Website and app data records

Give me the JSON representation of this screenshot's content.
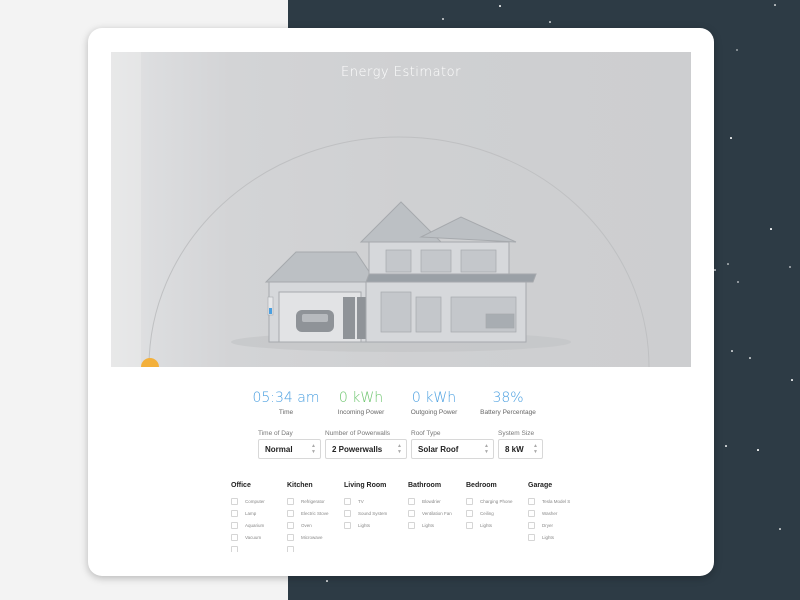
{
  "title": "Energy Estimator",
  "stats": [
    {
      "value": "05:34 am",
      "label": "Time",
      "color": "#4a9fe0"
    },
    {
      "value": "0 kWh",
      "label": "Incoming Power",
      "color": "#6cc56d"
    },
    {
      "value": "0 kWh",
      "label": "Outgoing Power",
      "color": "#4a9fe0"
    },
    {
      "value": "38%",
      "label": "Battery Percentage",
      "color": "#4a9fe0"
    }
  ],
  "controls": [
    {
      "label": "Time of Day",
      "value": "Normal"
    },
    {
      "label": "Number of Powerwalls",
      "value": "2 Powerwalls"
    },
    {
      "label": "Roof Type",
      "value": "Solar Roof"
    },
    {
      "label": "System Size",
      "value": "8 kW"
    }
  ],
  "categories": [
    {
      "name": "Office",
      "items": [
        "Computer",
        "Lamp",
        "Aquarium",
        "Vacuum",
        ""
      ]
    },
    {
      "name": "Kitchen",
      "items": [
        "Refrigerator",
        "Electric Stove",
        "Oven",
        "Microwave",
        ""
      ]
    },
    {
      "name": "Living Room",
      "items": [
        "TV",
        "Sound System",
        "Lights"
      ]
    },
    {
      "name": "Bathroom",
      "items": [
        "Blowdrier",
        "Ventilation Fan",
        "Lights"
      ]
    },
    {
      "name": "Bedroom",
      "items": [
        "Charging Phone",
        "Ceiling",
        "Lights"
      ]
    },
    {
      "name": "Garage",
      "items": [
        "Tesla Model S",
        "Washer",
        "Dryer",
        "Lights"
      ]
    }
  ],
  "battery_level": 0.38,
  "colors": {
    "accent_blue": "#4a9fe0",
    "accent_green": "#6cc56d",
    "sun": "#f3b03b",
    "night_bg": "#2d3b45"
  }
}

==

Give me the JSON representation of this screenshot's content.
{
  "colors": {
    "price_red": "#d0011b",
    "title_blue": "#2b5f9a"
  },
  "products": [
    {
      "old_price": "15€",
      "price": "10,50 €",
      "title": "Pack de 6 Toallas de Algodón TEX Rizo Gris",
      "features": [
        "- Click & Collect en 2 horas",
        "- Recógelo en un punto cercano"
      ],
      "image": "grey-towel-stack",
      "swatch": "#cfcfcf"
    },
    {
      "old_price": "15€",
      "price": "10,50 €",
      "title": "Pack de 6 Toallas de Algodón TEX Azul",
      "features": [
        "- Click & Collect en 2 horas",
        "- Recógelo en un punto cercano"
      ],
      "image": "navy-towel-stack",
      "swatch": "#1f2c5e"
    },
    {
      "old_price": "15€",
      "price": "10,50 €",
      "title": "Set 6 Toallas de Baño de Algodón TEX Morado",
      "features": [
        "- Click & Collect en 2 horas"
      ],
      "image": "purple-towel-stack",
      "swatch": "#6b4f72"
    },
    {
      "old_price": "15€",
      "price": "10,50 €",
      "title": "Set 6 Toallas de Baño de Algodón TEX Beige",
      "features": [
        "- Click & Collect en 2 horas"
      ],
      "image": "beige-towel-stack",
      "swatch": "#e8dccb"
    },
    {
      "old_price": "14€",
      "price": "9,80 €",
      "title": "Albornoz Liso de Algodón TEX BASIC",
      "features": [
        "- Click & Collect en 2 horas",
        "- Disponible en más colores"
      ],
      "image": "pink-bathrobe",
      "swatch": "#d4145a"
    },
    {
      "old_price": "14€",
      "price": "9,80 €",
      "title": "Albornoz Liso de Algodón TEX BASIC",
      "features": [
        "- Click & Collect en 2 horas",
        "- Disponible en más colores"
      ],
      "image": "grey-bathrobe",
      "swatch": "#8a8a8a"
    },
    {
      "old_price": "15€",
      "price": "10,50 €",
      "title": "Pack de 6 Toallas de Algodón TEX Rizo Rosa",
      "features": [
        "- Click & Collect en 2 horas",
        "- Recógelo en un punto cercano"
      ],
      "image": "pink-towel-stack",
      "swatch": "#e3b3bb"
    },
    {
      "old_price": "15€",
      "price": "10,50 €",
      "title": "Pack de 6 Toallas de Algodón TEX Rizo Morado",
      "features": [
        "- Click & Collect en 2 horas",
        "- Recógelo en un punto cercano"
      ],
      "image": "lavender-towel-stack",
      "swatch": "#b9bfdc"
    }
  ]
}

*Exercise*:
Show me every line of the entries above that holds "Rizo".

*Exercise solution*:
      "title": "Pack de 6 Toallas de Algodón TEX Rizo Gris",
      "title": "Pack de 6 Toallas de Algodón TEX Rizo Rosa",
      "title": "Pack de 6 Toallas de Algodón TEX Rizo Morado",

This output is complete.